YOUR TASK: Your task is to copy the listing exactly, with the pictures left out.

RECORD EXTRACTS:
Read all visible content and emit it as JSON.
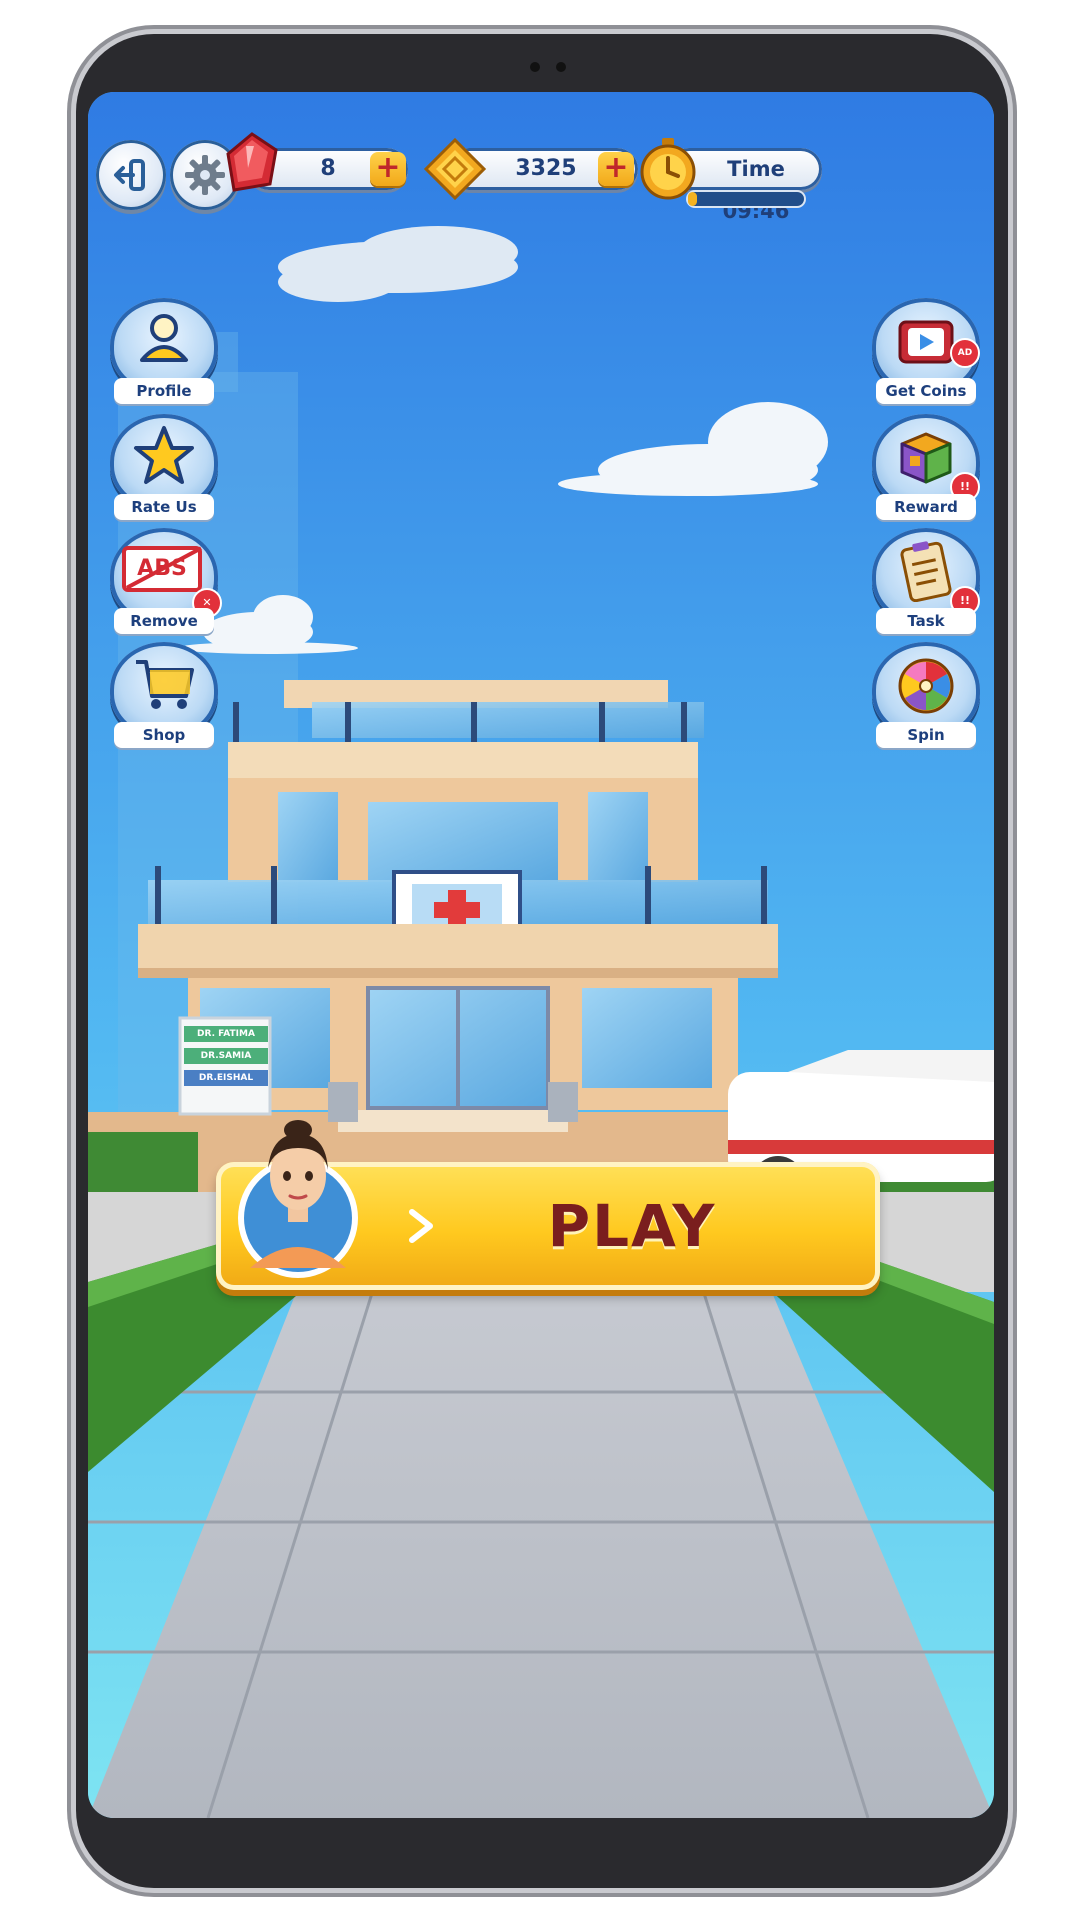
{
  "hud": {
    "gems": "8",
    "coins": "3325",
    "timer": "Time 09:46",
    "plus": "+"
  },
  "left_menu": [
    {
      "label": "Profile"
    },
    {
      "label": "Rate Us"
    },
    {
      "label": "Remove",
      "icon_text": "ABS"
    },
    {
      "label": "Shop"
    }
  ],
  "right_menu": [
    {
      "label": "Get Coins",
      "badge": "AD"
    },
    {
      "label": "Reward",
      "badge": "!!"
    },
    {
      "label": "Task",
      "badge": "!!"
    },
    {
      "label": "Spin"
    }
  ],
  "hospital": {
    "doctors": [
      "DR. FATIMA",
      "DR.SAMIA",
      "DR.EISHAL"
    ]
  },
  "play": {
    "label": "PLAY"
  },
  "colors": {
    "sky_top": "#2f7be3",
    "sky_bottom": "#67d9f0",
    "play_yellow": "#ffc91f",
    "play_text": "#7a1e1e",
    "hud_blue": "#1f3f79",
    "cross_red": "#e23b3b"
  },
  "icons": [
    "exit-icon",
    "gear-icon",
    "gem-icon",
    "coin-icon",
    "stopwatch-icon",
    "profile-icon",
    "star-icon",
    "no-ads-icon",
    "cart-icon",
    "video-icon",
    "gift-box-icon",
    "clipboard-icon",
    "wheel-icon",
    "chevron-right-icon"
  ]
}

OUTPUT:
Read all visible content and emit it as JSON.
{
  "hud": {
    "gems": "8",
    "coins": "3325",
    "timer": "Time 09:46",
    "plus": "+"
  },
  "left_menu": [
    {
      "label": "Profile"
    },
    {
      "label": "Rate Us"
    },
    {
      "label": "Remove",
      "icon_text": "ABS"
    },
    {
      "label": "Shop"
    }
  ],
  "right_menu": [
    {
      "label": "Get Coins",
      "badge": "AD"
    },
    {
      "label": "Reward",
      "badge": "!!"
    },
    {
      "label": "Task",
      "badge": "!!"
    },
    {
      "label": "Spin"
    }
  ],
  "hospital": {
    "doctors": [
      "DR. FATIMA",
      "DR.SAMIA",
      "DR.EISHAL"
    ]
  },
  "play": {
    "label": "PLAY"
  },
  "colors": {
    "sky_top": "#2f7be3",
    "sky_bottom": "#67d9f0",
    "play_yellow": "#ffc91f",
    "play_text": "#7a1e1e",
    "hud_blue": "#1f3f79",
    "cross_red": "#e23b3b"
  },
  "icons": [
    "exit-icon",
    "gear-icon",
    "gem-icon",
    "coin-icon",
    "stopwatch-icon",
    "profile-icon",
    "star-icon",
    "no-ads-icon",
    "cart-icon",
    "video-icon",
    "gift-box-icon",
    "clipboard-icon",
    "wheel-icon",
    "chevron-right-icon"
  ]
}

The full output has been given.